In John Irving’s Life According to Garp, the protagonist is a writer who develops a love for cooking. He argues that “sometimes it is the only worthwhile product you can salvage from a day; what you make to eat.” My housemates for the last year have witnessed me attempt to adopt this mantra. When I have nothing to do, or too much to do, I have birthed many a failed lasagna in an attempt to regain control, or simply as part of a procrastination-fuelled existential crisis.
This is never helped by our failing kitchen appliances. Our combination oven is only really capable of thawing and heating a frozen pizza: everything else it will scorch or leave raw. However, recently, with access to a friend’s functioning oven, I came good on Garp’s philosophy, and ‘using good ingredients’ with ‘no shortcuts’ I came up with a pretty convincing rendition of Samin Nosrat’s vegetarian lasagna. With the traditional meat sauce substituted with a mixture of creamy ricotta, tender spinach and grated parmigiana, it was a certified dinner table hit.
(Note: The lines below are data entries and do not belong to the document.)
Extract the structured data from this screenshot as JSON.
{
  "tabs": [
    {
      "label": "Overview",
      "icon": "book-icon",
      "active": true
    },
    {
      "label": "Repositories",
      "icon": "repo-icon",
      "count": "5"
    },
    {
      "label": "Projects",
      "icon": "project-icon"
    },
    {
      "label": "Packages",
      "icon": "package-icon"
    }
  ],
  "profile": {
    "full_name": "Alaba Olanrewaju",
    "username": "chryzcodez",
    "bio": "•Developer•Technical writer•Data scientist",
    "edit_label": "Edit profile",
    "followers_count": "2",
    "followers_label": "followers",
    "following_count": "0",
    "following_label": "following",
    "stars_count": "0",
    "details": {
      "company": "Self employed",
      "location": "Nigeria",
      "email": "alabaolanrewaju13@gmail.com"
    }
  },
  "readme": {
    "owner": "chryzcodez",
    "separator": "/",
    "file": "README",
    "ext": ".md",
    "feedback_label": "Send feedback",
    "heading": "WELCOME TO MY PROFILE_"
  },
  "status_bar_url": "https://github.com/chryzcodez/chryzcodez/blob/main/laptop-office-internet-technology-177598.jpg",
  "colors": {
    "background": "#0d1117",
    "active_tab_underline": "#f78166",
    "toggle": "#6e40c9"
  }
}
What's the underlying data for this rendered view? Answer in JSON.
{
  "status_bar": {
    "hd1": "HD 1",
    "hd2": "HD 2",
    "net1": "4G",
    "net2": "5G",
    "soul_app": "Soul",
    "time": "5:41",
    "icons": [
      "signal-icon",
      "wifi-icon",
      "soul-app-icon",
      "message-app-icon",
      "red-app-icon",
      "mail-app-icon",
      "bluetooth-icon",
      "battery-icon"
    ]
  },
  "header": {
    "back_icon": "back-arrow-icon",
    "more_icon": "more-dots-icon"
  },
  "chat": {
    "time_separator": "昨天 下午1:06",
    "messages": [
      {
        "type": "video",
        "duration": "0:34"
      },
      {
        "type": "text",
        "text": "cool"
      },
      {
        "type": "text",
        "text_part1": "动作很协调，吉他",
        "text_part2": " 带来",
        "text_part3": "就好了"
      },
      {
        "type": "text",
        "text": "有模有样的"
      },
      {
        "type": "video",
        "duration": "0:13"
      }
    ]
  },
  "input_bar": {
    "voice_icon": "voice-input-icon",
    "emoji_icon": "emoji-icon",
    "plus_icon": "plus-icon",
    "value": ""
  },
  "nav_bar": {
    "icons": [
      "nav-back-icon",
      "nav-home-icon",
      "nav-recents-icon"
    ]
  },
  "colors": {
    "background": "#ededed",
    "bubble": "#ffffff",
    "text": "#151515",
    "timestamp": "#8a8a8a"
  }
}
Many people love Italian food (including Italy and its inhabitants) so I am aware this is not a personality trait. I love cooking Italian food not just because of the simple ingredients, but the method and time just cannot (and should not) be fucked with. A traditional Bolognese takes around three to four hours, and it really deserves every minute. As a British person, I first became aware of the watered-down version of this dish known across the country as ‘spag bol’. Spag Bol is fine, but it is a pale simulacrum of the real thing. This year has been one of let-downs and disappointments all round, but after four hours of cooking sofrito, beef, pancetta, and wine, sitting down with a friend to share a rich comforting plate of Bolognese delivers every time.
I do wish that all of life’s ills could be remedied by braised beef, but this arguably isn’t the case. As much as I like to be in the kitchen, I have also been known to subsist entirely on toast, coffee and the occasional cheeseburger for days at a time.
In the same book John Irving coins the term ‘undertoad’ – a grand metaphor (based of Garp’s son’s mispronunciation of undertow) for anxiety, which constantly pulls like an undercurrent, and, whether it’s strong or weak, it is always present, just beneath the surface. For me, this has not been the year of the rat or ox, but of the undertoad. Whether I’m in my pyjamas at 2pm eating a third slice of white toast, or up early planning what to cook this evening, the undertoad is always there waiting. As an existential amphibian, there is no way to turn this dread into Cuisses de Grenouille: sometimes in life, even if you have all the right ingredients, and don’t take any shortcuts, you will still be disappointed. And that’s ok – there is always the next meal.